_PROBLEM:_
For each entry, output its words exactly and leave any picture behind.

*** Opening DATA PROVIDED ***

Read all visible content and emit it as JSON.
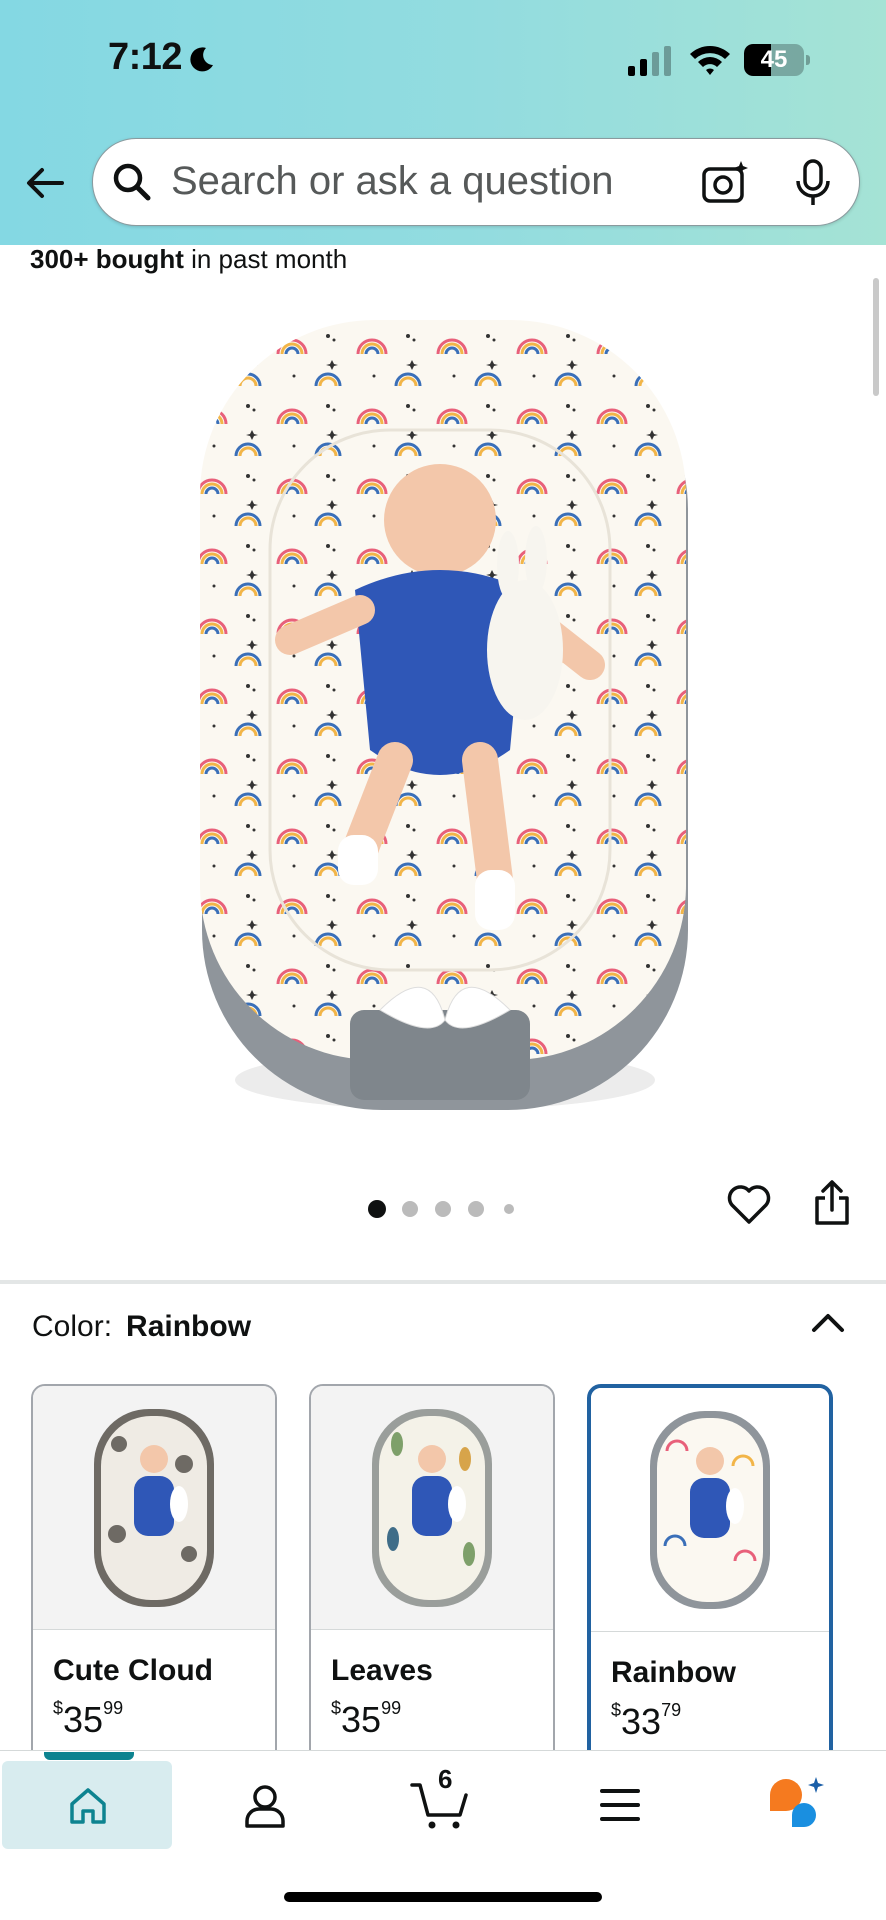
{
  "status_bar": {
    "time": "7:12",
    "battery": "45",
    "battery_level": 0.45
  },
  "search": {
    "placeholder": "Search or ask a question"
  },
  "product": {
    "bought_bold": "300+ bought",
    "bought_rest": " in past month",
    "image_count": 5,
    "current_image": 1
  },
  "color_selector": {
    "label": "Color:",
    "selected": "Rainbow",
    "options": [
      {
        "name": "Cute Cloud",
        "price_symbol": "$",
        "price_whole": "35",
        "price_fraction": "99",
        "selected": false
      },
      {
        "name": "Leaves",
        "price_symbol": "$",
        "price_whole": "35",
        "price_fraction": "99",
        "selected": false
      },
      {
        "name": "Rainbow",
        "price_symbol": "$",
        "price_whole": "33",
        "price_fraction": "79",
        "selected": true
      }
    ]
  },
  "tab_bar": {
    "tabs": [
      "home-icon",
      "account-icon",
      "cart-icon",
      "menu-icon",
      "rufus-assistant-icon"
    ],
    "active": "home-icon",
    "cart_count": "6"
  },
  "colors": {
    "accent": "#0d8390",
    "selected_border": "#2162a1",
    "header_start": "#84d8e3",
    "header_end": "#a5e3d5"
  }
}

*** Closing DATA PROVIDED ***

_ANSWER:_
Read all visible content and emit it as JSON.
{
  "status_bar": {
    "time": "7:12",
    "battery": "45",
    "battery_level": 0.45
  },
  "search": {
    "placeholder": "Search or ask a question"
  },
  "product": {
    "bought_bold": "300+ bought",
    "bought_rest": " in past month",
    "image_count": 5,
    "current_image": 1
  },
  "color_selector": {
    "label": "Color:",
    "selected": "Rainbow",
    "options": [
      {
        "name": "Cute Cloud",
        "price_symbol": "$",
        "price_whole": "35",
        "price_fraction": "99",
        "selected": false
      },
      {
        "name": "Leaves",
        "price_symbol": "$",
        "price_whole": "35",
        "price_fraction": "99",
        "selected": false
      },
      {
        "name": "Rainbow",
        "price_symbol": "$",
        "price_whole": "33",
        "price_fraction": "79",
        "selected": true
      }
    ]
  },
  "tab_bar": {
    "tabs": [
      "home-icon",
      "account-icon",
      "cart-icon",
      "menu-icon",
      "rufus-assistant-icon"
    ],
    "active": "home-icon",
    "cart_count": "6"
  },
  "colors": {
    "accent": "#0d8390",
    "selected_border": "#2162a1",
    "header_start": "#84d8e3",
    "header_end": "#a5e3d5"
  }
}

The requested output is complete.